##### Source records
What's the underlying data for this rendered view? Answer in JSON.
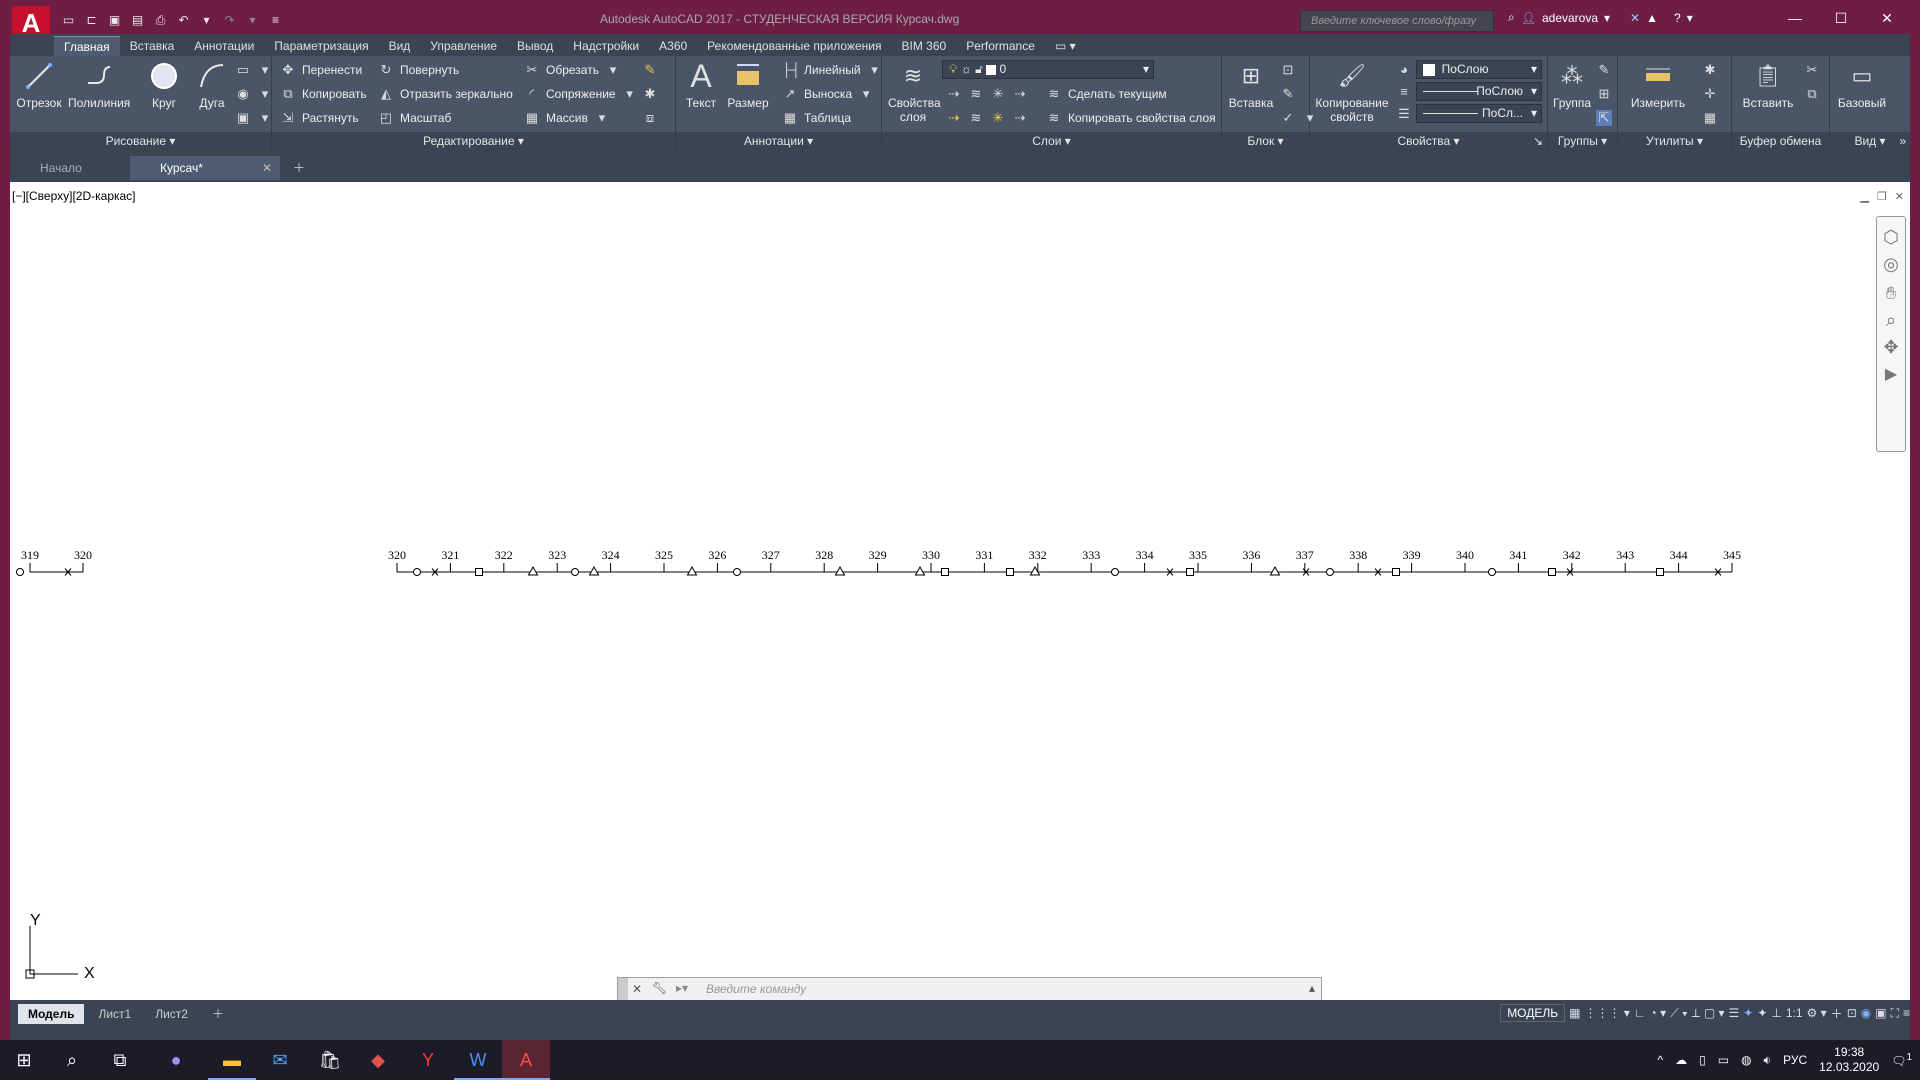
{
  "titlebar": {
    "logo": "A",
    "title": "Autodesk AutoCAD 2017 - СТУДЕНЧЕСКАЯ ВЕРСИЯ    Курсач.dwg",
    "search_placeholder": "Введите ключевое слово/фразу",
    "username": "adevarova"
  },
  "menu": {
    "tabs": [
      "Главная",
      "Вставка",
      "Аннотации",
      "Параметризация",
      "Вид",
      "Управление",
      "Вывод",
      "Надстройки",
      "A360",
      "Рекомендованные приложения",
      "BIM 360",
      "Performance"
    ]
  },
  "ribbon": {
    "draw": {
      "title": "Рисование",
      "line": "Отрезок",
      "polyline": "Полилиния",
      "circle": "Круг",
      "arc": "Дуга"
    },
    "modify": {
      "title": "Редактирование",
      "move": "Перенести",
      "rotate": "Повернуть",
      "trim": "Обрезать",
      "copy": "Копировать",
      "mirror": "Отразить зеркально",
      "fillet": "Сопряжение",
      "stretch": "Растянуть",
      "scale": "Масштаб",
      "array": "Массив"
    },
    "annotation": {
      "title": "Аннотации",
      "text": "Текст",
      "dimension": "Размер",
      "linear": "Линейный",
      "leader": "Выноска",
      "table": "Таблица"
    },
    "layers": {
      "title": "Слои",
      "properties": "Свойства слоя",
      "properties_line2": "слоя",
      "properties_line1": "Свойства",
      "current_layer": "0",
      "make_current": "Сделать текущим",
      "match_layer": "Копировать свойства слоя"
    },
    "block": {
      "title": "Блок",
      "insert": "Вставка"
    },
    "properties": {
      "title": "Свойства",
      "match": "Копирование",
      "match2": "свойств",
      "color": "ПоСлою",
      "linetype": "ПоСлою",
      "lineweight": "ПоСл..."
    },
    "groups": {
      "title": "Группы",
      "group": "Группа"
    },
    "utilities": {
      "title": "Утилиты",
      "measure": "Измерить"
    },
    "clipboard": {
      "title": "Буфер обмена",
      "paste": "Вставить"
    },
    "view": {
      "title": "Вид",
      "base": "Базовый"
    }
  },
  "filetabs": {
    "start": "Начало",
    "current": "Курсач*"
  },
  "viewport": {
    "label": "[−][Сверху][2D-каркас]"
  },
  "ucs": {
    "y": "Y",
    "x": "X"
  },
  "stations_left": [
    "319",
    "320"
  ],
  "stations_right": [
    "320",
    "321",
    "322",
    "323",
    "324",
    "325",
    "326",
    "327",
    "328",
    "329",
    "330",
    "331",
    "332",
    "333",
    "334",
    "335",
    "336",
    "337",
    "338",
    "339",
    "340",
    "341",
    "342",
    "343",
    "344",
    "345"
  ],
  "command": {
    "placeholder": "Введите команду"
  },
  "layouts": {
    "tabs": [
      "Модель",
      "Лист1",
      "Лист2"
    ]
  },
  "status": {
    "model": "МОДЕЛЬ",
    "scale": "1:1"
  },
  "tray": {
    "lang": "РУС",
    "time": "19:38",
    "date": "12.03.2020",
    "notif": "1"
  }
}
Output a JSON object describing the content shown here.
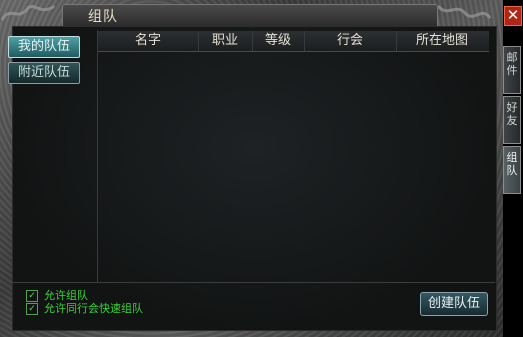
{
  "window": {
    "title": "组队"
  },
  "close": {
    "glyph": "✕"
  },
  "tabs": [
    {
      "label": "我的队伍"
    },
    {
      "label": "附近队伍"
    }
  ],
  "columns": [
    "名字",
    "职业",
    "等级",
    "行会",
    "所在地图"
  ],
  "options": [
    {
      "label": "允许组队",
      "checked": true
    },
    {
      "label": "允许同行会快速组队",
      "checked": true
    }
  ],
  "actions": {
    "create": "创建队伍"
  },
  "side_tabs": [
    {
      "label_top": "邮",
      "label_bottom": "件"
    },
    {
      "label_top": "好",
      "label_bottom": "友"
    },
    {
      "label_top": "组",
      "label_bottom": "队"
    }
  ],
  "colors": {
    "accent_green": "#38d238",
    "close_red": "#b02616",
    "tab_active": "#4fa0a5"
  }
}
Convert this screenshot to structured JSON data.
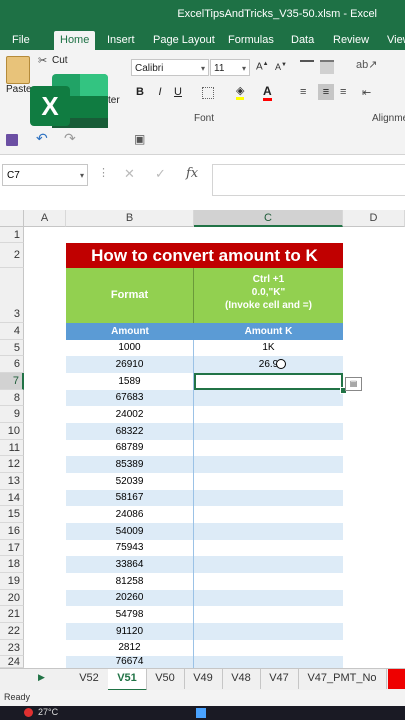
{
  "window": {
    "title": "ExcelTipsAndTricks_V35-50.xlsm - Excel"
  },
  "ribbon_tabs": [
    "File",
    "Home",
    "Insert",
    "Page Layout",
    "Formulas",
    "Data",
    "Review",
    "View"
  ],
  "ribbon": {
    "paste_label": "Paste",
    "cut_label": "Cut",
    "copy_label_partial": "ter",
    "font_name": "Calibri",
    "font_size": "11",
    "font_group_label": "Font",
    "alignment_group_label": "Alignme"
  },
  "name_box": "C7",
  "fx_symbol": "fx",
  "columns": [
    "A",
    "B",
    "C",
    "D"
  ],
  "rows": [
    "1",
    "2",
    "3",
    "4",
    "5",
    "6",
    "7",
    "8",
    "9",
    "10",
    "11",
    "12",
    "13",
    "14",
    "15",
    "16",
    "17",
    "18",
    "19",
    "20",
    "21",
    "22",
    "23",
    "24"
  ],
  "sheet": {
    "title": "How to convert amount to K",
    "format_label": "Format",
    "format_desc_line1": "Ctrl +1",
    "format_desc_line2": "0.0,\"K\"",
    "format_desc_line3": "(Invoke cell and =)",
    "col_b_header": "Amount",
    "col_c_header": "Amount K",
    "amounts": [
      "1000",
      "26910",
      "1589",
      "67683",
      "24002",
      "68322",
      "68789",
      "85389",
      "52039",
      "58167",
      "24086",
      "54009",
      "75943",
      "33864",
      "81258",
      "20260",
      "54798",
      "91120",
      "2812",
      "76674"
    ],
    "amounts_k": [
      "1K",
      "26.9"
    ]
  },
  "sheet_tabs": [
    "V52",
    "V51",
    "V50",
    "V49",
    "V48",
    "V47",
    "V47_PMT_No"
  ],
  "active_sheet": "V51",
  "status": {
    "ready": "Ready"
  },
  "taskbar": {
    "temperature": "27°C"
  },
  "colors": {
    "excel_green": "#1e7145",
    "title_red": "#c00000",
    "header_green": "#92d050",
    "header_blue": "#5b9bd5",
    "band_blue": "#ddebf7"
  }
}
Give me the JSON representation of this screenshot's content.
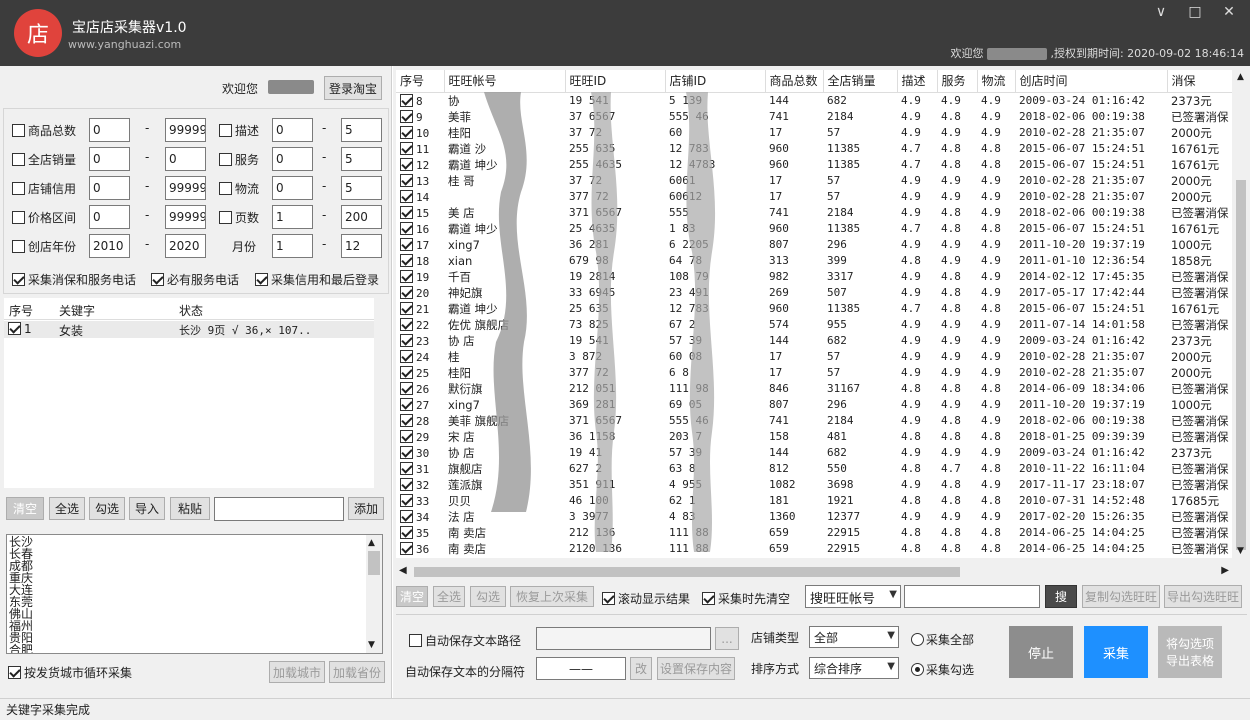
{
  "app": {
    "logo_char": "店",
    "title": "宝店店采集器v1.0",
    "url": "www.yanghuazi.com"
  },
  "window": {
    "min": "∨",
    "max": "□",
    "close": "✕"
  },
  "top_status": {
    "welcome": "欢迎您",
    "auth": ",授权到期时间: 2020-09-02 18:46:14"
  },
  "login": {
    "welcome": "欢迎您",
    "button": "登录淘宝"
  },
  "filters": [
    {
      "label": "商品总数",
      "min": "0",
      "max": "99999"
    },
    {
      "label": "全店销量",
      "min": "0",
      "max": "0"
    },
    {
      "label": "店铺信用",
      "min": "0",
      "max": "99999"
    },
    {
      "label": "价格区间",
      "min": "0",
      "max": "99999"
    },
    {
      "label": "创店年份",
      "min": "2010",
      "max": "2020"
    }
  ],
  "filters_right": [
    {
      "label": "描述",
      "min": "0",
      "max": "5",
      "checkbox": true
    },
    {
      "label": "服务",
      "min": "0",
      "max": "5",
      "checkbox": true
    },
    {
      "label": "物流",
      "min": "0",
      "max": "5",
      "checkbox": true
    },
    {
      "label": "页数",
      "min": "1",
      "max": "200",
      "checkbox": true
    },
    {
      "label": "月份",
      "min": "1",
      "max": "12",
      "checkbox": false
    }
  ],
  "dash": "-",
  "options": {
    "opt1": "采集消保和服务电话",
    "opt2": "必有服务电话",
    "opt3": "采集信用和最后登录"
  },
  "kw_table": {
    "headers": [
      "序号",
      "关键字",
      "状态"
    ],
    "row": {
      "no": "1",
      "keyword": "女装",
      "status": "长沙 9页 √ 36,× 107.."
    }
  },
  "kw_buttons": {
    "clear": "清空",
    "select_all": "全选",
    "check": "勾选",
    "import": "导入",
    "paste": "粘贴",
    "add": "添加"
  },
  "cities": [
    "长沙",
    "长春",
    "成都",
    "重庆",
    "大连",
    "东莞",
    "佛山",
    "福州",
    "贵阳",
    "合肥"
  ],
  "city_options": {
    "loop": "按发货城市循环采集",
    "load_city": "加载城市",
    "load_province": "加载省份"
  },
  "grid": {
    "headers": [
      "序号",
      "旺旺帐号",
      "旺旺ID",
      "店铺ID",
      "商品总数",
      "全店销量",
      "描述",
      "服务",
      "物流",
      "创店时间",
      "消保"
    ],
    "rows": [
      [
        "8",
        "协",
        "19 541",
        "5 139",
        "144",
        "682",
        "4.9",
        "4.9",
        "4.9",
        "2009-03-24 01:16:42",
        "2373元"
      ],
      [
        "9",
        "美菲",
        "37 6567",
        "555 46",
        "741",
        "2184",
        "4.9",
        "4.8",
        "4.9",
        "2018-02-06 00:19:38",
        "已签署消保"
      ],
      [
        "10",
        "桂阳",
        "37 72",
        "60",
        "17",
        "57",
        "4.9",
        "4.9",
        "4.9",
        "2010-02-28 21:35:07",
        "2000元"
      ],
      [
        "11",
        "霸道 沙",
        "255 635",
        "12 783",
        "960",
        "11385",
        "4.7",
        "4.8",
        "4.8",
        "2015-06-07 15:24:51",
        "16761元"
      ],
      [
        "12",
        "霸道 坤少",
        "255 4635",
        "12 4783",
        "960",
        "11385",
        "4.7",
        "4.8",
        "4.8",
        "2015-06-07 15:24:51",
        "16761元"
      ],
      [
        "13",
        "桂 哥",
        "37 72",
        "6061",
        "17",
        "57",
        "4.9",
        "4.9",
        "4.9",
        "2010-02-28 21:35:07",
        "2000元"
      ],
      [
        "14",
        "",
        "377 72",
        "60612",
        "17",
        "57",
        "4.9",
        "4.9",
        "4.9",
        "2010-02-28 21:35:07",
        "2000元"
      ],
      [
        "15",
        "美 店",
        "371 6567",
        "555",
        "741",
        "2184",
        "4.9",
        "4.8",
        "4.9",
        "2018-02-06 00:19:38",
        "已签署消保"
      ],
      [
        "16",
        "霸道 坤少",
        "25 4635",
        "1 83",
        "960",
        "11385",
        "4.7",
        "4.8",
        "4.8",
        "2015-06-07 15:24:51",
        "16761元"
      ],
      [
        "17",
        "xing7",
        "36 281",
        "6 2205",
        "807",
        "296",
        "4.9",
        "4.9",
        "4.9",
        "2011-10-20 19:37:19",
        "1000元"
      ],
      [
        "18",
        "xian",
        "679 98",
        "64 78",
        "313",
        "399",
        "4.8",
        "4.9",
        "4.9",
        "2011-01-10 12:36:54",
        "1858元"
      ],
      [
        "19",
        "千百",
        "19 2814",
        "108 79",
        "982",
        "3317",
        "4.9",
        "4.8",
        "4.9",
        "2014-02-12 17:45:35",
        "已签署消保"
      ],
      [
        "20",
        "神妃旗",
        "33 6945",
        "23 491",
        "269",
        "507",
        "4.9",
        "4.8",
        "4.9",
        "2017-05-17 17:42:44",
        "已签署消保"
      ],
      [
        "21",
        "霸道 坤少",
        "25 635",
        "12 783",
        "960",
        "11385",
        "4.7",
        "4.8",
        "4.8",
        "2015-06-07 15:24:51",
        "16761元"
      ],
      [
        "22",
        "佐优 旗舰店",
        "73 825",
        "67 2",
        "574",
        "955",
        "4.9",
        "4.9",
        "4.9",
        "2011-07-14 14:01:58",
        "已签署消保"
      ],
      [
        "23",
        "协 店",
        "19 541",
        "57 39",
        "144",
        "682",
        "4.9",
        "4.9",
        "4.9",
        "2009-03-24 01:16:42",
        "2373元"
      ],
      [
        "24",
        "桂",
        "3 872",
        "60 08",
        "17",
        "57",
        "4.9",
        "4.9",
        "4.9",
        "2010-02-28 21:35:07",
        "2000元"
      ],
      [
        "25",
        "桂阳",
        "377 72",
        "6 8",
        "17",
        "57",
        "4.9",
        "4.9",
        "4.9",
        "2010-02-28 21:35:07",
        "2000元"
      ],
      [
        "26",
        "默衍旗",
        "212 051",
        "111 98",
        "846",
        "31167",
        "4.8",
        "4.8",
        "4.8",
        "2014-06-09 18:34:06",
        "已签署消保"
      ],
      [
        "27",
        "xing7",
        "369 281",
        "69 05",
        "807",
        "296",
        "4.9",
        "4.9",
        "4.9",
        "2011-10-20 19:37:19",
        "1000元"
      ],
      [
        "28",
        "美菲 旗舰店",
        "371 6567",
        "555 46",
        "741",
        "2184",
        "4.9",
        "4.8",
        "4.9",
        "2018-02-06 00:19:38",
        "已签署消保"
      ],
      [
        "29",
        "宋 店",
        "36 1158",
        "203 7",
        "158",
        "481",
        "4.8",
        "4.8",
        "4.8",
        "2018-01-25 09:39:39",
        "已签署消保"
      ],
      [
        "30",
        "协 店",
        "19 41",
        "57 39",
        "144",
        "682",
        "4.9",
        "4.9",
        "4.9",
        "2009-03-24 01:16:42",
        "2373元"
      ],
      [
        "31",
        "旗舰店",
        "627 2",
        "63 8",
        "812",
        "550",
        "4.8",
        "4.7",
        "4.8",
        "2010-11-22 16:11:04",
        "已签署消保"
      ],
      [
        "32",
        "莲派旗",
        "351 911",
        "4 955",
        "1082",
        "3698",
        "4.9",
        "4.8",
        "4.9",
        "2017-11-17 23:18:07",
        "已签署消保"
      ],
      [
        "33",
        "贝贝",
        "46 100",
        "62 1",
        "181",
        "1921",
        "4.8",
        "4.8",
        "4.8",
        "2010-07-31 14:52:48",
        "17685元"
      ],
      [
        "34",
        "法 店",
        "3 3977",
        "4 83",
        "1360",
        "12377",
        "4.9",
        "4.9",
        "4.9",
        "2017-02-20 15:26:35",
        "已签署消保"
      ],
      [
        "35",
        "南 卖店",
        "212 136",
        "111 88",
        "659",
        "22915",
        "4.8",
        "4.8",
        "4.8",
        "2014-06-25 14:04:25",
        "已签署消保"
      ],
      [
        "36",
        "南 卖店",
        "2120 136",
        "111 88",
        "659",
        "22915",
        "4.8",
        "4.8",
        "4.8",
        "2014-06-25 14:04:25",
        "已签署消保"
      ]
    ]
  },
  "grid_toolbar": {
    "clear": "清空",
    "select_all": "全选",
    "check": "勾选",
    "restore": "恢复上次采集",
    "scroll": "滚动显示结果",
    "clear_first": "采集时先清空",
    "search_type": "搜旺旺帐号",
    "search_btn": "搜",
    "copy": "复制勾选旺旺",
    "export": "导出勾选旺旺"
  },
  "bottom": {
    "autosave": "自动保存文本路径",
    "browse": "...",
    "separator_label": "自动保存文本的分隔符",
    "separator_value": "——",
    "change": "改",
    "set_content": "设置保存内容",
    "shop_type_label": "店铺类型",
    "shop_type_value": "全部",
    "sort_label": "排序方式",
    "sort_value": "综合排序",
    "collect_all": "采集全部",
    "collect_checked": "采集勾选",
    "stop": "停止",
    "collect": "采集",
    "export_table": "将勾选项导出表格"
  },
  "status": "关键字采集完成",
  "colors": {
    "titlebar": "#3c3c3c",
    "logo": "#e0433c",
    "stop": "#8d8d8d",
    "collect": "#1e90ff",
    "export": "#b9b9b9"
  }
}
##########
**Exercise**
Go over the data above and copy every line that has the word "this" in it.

**Solution to the problem**
What's the underlying data for this rendered view? Answer in JSON.
Convert this screenshot to structured JSON data.
Give me the JSON representation of this screenshot's content.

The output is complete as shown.